▶ _Task to complete_
Copy out each line of the material in which the word "value" appears.
-------
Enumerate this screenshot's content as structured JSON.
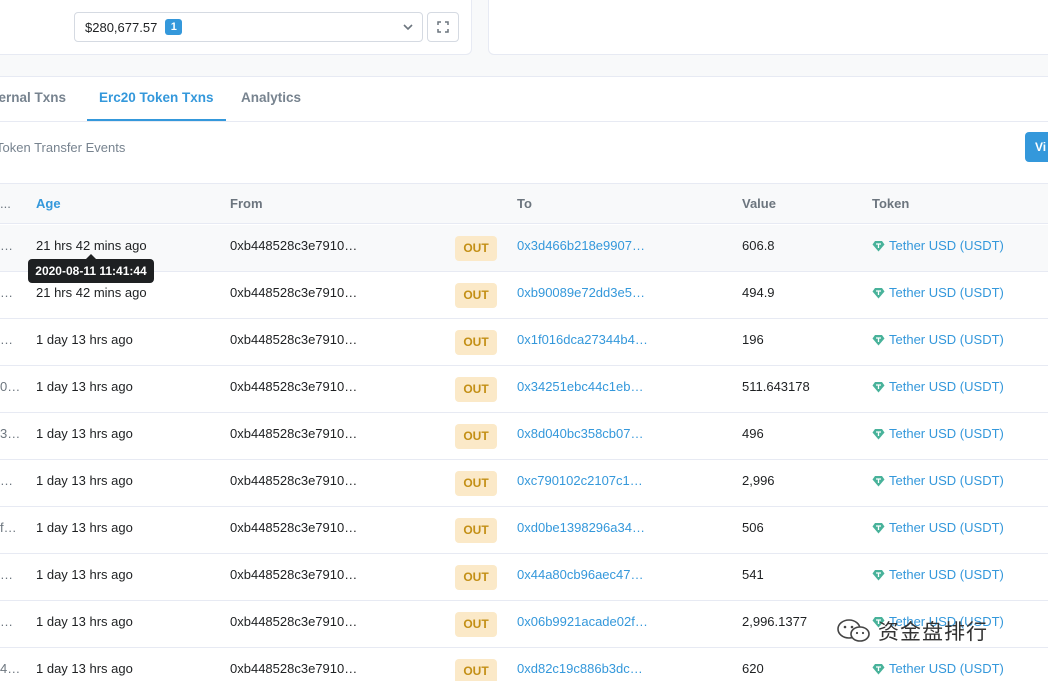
{
  "balance": {
    "value": "$280,677.57",
    "badge": "1"
  },
  "tabs": [
    {
      "label": "ternal Txns"
    },
    {
      "label": "Erc20 Token Txns"
    },
    {
      "label": "Analytics"
    }
  ],
  "subheader": {
    "text": "Token Transfer Events",
    "button_label": "Vi"
  },
  "table": {
    "lead_header": "...",
    "headers": {
      "age": "Age",
      "from": "From",
      "to": "To",
      "value": "Value",
      "token": "Token"
    },
    "rows": [
      {
        "lead": "…",
        "age": "21 hrs 42 mins ago",
        "from": "0xb448528c3e7910…",
        "dir": "OUT",
        "to": "0x3d466b218e9907…",
        "value": "606.8",
        "token": "Tether USD (USDT)"
      },
      {
        "lead": "…",
        "age": "21 hrs 42 mins ago",
        "from": "0xb448528c3e7910…",
        "dir": "OUT",
        "to": "0xb90089e72dd3e5…",
        "value": "494.9",
        "token": "Tether USD (USDT)"
      },
      {
        "lead": "…",
        "age": "1 day 13 hrs ago",
        "from": "0xb448528c3e7910…",
        "dir": "OUT",
        "to": "0x1f016dca27344b4…",
        "value": "196",
        "token": "Tether USD (USDT)"
      },
      {
        "lead": "0…",
        "age": "1 day 13 hrs ago",
        "from": "0xb448528c3e7910…",
        "dir": "OUT",
        "to": "0x34251ebc44c1eb…",
        "value": "511.643178",
        "token": "Tether USD (USDT)"
      },
      {
        "lead": "3…",
        "age": "1 day 13 hrs ago",
        "from": "0xb448528c3e7910…",
        "dir": "OUT",
        "to": "0x8d040bc358cb07…",
        "value": "496",
        "token": "Tether USD (USDT)"
      },
      {
        "lead": "…",
        "age": "1 day 13 hrs ago",
        "from": "0xb448528c3e7910…",
        "dir": "OUT",
        "to": "0xc790102c2107c1…",
        "value": "2,996",
        "token": "Tether USD (USDT)"
      },
      {
        "lead": "f…",
        "age": "1 day 13 hrs ago",
        "from": "0xb448528c3e7910…",
        "dir": "OUT",
        "to": "0xd0be1398296a34…",
        "value": "506",
        "token": "Tether USD (USDT)"
      },
      {
        "lead": "…",
        "age": "1 day 13 hrs ago",
        "from": "0xb448528c3e7910…",
        "dir": "OUT",
        "to": "0x44a80cb96aec47…",
        "value": "541",
        "token": "Tether USD (USDT)"
      },
      {
        "lead": "…",
        "age": "1 day 13 hrs ago",
        "from": "0xb448528c3e7910…",
        "dir": "OUT",
        "to": "0x06b9921acade02f…",
        "value": "2,996.1377",
        "token": "Tether USD (USDT)"
      },
      {
        "lead": "4…",
        "age": "1 day 13 hrs ago",
        "from": "0xb448528c3e7910…",
        "dir": "OUT",
        "to": "0xd82c19c886b3dc…",
        "value": "620",
        "token": "Tether USD (USDT)"
      }
    ]
  },
  "tooltip": {
    "text": "2020-08-11 11:41:44"
  },
  "watermark": {
    "text": "资金盘排行"
  },
  "colors": {
    "accent": "#3498db",
    "out_bg": "#fbe9c8",
    "out_text": "#c38f15",
    "token_icon": "#48b29a"
  },
  "icons": {
    "caret": "chevron-down-icon",
    "expand": "expand-icon",
    "token": "tether-icon",
    "watermark": "wechat-icon"
  }
}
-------
▶ _Answer to this task_
    "value": "$280,677.57",
      "value": "Value",
        "value": "606.8",
        "value": "494.9",
        "value": "196",
        "value": "511.643178",
        "value": "496",
        "value": "2,996",
        "value": "506",
        "value": "541",
        "value": "2,996.1377",
        "value": "620",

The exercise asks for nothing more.